I am a hypocrite of the worst sort. This week I will ask my First Year Seminar students to share their plan for where they want to be in five years as they discuss their college major and career goals. How can I ask these young people about their career plan when I clearly, even after 25 years of professional work, don’t have one of my own? The number of jobs and goals I have had is better represented by this mishmash of animal tracks than a straight road. Isn’t that just a little hypocritical? I am hard pressed to say where I will be five years from now and, at the moment, I could not even say where I want to be five years from now.
I can’t even give good advice to those struggling to choose a major or questioning whether or not their current choice is right for them. I always knew that I wanted to be an English major. I always knew that I wanted to work with words. Every one of my four degrees is related to English. A major part of my current angst is the fear that I may never again be part of an English Department. Just the thought kills my soul a little. But that means I have two strikes against my potential value as a mentor and guide…doesn’t it?
I knew I wanted to be a writer, but my parents were not convinced I could make a living as a plain “English” major so I added a concentration in journalism and worked on the student newspaper as well as took creative writing. I found that I loved journalism and my decade working as a community journalist, as both a reporter and editor, was tremendously rewarding. I found that I not only loved working with words but also working with people. I also discovered that I needed to do a job that mattered — that impacted other people and their lives. During this time I also began writing fiction. This was tremendous fun and led to publishing three novels – which had been a lifelong goal – but while writing was a passion I wasn’t driven to write novels and the publication process was time consuming and stressful.
And so, when I decided it was time to leave journalism and seek another field where I could advance and have more regular hours, I turned to education. Back when I first graduated from college I took a brief detour into the field of education. I taught at Ansonia High School (CT) while earning my master’s degree in secondary education (with a focus on English – see I didn’t lie, every degree English). I loved teaching and planning lessons. I loved the students (most) and my colleagues (many) but I didn’t love the system and I missed writing, so when I wrapped up that degree and contracted year I focused my job search on journalism. However, I never really left teaching behind. Even as I embarked on my new career as a journalist I taught GED classes in two different states. I found teaching adults both challenging and rewarding so when I returned to teaching I chose to go into higher education .
Thus began my composition years. First at Eastern Kentucky University and then at Morehead State University, I taught writing to underprepared writers, first-year students, and upperclassmen. I loved the work and constantly worked to be a better teacher, mentor, and coach which led me to online teaching. This fed and challenged me in more ways and I knew I had found my niche. As I continued to freelance write and even developed my own online publishing business, I felt I had the best of both worlds, but if I was to advance I needed a terminal degree. This led me to my Ph.D. in Technical Communication and Rhetoric. I fell in love with rhetoric all over again and now I had the opportunity to explore the intersections of rhetoric and technology and teaching as well as return to the inquiry I so enjoyed as a journalist and student. This was it for me. Then I was offered the opportunity to direct the Morehead Writing Project and that passion for writing and rhetoric, love of teaching, and fascination with technology and communication could all come together. I had found my place.
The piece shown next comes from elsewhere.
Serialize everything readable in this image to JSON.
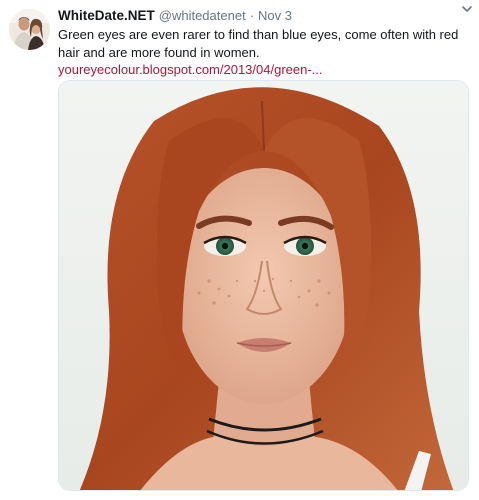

But earning my Ph.D. has not brought me to nirvana. My degree and experience snagged me the upper level professional writing class for a time but I knew it was only temporary as I was not a member of the tenured faculty. Similarly, developing a new class or teaching a graduate class was also out of the question. My quest for a tenure-track job was derailed by the fact that I could not find the right job in the right place. I wanted a better job than the one I had but what did that job look like? Apparently my dream job just didn’t exist, but applying for jobs was so time consuming and stressful that I decided to take a year off to recover my physical and mental health while focusing on the positive aspects of my job.
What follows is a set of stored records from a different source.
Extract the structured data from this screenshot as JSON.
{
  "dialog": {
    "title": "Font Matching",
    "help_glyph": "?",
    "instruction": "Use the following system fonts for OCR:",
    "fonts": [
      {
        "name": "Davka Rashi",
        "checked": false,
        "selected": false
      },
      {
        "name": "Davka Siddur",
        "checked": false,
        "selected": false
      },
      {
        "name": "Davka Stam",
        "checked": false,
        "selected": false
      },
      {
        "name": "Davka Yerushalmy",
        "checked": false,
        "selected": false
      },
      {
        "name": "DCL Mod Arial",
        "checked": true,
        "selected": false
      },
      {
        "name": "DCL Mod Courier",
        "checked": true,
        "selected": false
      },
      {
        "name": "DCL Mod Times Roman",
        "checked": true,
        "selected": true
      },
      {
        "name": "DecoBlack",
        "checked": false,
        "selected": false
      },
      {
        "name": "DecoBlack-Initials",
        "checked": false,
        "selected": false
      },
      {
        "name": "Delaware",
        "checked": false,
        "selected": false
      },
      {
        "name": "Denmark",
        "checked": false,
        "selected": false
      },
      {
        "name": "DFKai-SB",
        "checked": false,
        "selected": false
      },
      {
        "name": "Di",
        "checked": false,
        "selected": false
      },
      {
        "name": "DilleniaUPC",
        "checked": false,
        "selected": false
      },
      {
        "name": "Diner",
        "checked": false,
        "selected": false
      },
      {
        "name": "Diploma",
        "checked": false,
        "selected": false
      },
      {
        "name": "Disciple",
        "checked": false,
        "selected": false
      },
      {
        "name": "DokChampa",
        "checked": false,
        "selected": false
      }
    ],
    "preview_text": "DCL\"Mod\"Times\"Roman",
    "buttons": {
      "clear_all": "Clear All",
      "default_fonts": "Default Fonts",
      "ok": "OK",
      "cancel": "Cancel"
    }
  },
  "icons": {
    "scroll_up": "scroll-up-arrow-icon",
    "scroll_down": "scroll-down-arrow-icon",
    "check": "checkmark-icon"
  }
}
Now I find myself still at Morehead State but no longer in the English Department. I am on an alternate academic career path as the College Readiness Coordinator while still continuing to direct the Morehead Writing Project. This is an exciting job with lots of interesting challenges to take on as we create this program. I think I can be happy in this job. I think I can be good at it and I know this work matters, but MSU has already failed to deliver on some of the promises made when I made the jump which does not bode well for the future. I already knew that this would not be my forever job but now I’m questioning just how many years I want to give to this job. Or how many years this job will give to me?
During our Morehead Writing Project Writing Retreat last weekend, I wrote a celebration poem about my job. It was written in response to a prompt but I think it also helped me think about what is important to me in my work. Some of those key lessons include:
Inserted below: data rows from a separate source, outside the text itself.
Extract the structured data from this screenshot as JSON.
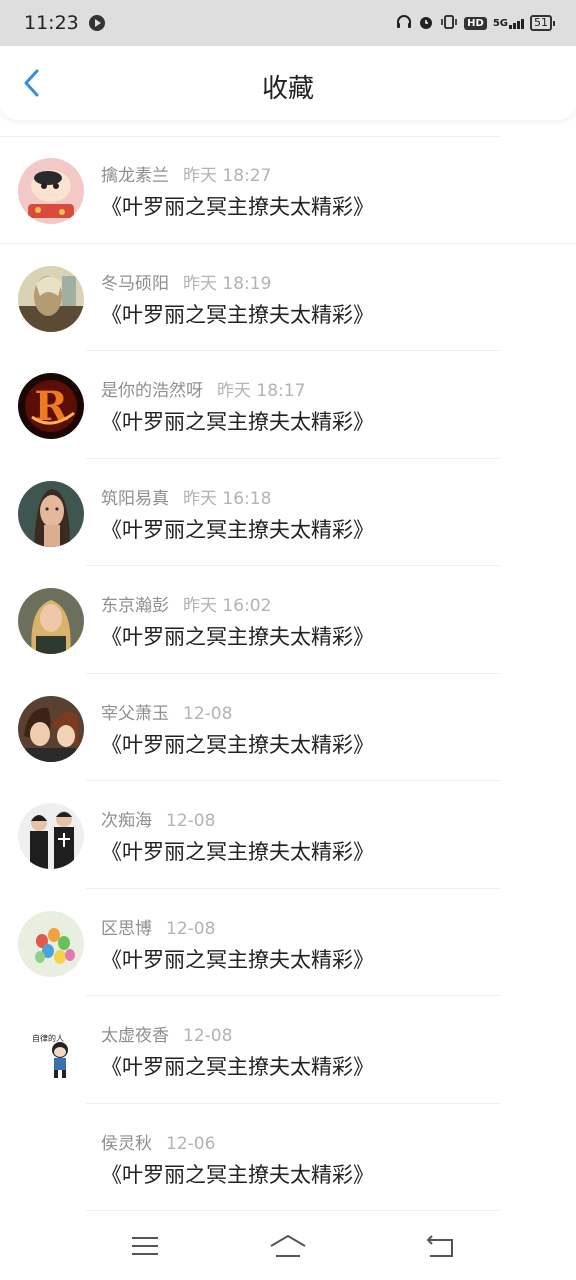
{
  "status": {
    "time": "11:23",
    "battery": "51"
  },
  "header": {
    "title": "收藏"
  },
  "items": [
    {
      "name": "擒龙素兰",
      "time": "昨天 18:27",
      "book": "《叶罗丽之冥主撩夫太精彩》"
    },
    {
      "name": "冬马硕阳",
      "time": "昨天 18:19",
      "book": "《叶罗丽之冥主撩夫太精彩》"
    },
    {
      "name": "是你的浩然呀",
      "time": "昨天 18:17",
      "book": "《叶罗丽之冥主撩夫太精彩》"
    },
    {
      "name": "筑阳易真",
      "time": "昨天 16:18",
      "book": "《叶罗丽之冥主撩夫太精彩》"
    },
    {
      "name": "东京瀚彭",
      "time": "昨天 16:02",
      "book": "《叶罗丽之冥主撩夫太精彩》"
    },
    {
      "name": "宰父萧玉",
      "time": "12-08",
      "book": "《叶罗丽之冥主撩夫太精彩》"
    },
    {
      "name": "次痴海",
      "time": "12-08",
      "book": "《叶罗丽之冥主撩夫太精彩》"
    },
    {
      "name": "区思博",
      "time": "12-08",
      "book": "《叶罗丽之冥主撩夫太精彩》"
    },
    {
      "name": "太虚夜香",
      "time": "12-08",
      "book": "《叶罗丽之冥主撩夫太精彩》"
    },
    {
      "name": "侯灵秋",
      "time": "12-06",
      "book": "《叶罗丽之冥主撩夫太精彩》"
    }
  ],
  "avatar_sticker_text": "自律的人"
}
- I love learning and helping others learn. I want to stay in education for those reasons.
- I love writing and helping others find their voice. I must have a job that gives me both.
- I love building and creating programs. I don’t think I will be happy simply returning to the classroom and doing nothing but teaching and research — I need those things but I need more as well.
This week I saw a job posting for what might be my dream job and now I find myself at a crossroads again. Where do I belong? What do I want to do with my life? How many leaps of faith must I take in one career? So yeah, I’m just a little hypocritical asking my students to describe where they will be in five years when I can’t even answer the question myself.